Warning Signs of Inhalant Abuse
Inhalant Abuse Can Be Deadly, Even the First Time, Doctors Warn
WebMD News Archive
May 7, 2007 -- Parents and pediatricians should learn the warning signs of
inhalant abuse, the potentially deadly inhalation of household products to get
Here are facts on inhalant abuse, published in the May edition of
- About 11% of U.S. 12th-grade students have tried inhalant abuse.
- Inhalant abuse peaks in teens aged 14-15.
- Inhalant abuse may begin when kids are as young as 5-6 years old.
- Inhalant abuse can be fatal, even the first time.
- Inhalant abuse may damage the nervous system, hamper mental skills such as
memory and attention, harm the lungs, and cause irregular heartbeats.
"Inhalant abuse may not readily come to the attention of others,
including pediatricians, because signs and symptoms of use are often
subtle," write Janet Williams, MD, and colleagues.
Williams serves on the American Academy of Pediatrics' Committee on
Substance Abuse.

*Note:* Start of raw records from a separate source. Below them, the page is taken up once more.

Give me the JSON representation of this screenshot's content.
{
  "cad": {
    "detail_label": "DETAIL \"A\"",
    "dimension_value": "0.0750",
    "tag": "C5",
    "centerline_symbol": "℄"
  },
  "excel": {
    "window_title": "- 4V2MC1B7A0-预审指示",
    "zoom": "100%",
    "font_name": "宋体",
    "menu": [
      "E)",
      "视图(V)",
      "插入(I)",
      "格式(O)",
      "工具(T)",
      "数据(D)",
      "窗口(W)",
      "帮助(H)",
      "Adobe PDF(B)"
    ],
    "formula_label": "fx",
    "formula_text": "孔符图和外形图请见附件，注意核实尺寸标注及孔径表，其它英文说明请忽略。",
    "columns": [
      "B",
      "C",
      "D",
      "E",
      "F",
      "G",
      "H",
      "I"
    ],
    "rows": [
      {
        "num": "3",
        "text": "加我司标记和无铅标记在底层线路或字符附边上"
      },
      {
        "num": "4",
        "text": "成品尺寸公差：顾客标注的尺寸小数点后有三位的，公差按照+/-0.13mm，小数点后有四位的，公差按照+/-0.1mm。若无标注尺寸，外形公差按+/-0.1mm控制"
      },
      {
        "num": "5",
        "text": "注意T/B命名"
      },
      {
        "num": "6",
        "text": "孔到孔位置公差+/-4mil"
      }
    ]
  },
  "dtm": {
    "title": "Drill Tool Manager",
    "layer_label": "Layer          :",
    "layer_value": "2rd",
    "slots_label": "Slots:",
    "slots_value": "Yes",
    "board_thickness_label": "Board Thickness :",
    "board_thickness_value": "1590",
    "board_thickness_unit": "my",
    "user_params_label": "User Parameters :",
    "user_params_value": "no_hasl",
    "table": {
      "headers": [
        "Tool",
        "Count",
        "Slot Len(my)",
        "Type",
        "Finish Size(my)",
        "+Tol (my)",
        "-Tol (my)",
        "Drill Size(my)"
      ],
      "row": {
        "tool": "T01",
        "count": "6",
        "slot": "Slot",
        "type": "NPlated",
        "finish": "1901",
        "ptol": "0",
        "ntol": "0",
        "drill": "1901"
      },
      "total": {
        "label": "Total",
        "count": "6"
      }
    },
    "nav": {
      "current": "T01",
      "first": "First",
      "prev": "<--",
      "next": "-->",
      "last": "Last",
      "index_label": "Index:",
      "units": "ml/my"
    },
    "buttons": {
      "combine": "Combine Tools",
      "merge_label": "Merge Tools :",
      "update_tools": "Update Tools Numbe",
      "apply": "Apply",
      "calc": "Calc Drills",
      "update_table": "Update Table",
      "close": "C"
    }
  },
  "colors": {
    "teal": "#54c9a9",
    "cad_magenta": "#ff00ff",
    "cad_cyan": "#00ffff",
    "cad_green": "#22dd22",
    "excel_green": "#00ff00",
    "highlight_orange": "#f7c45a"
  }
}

She and her colleagues describe possible warning signs of
"Abuse of inhalants should be suspected when a cache of a potential
inhalant is discovered or when products with abuse potential are found stored
in unusual locations, such as cans of gasoline or spray paint under a youth's
bed," write the doctors.
Changes in behavior, worsening grades, poor hygiene, weight loss, fatigue,
confusion, poor concentration, depression, irritability, hostility, or paranoia
may also accompany inhalant abuse, note Williams and colleagues. However, those
traits aren't necessarily due to inhalant abuse.
Pediatricians should watch for inhalant abuse in their patients; researchers
should work to identify the most effective treatments for kids and teens who
abuse inhalants, Williams' team writes.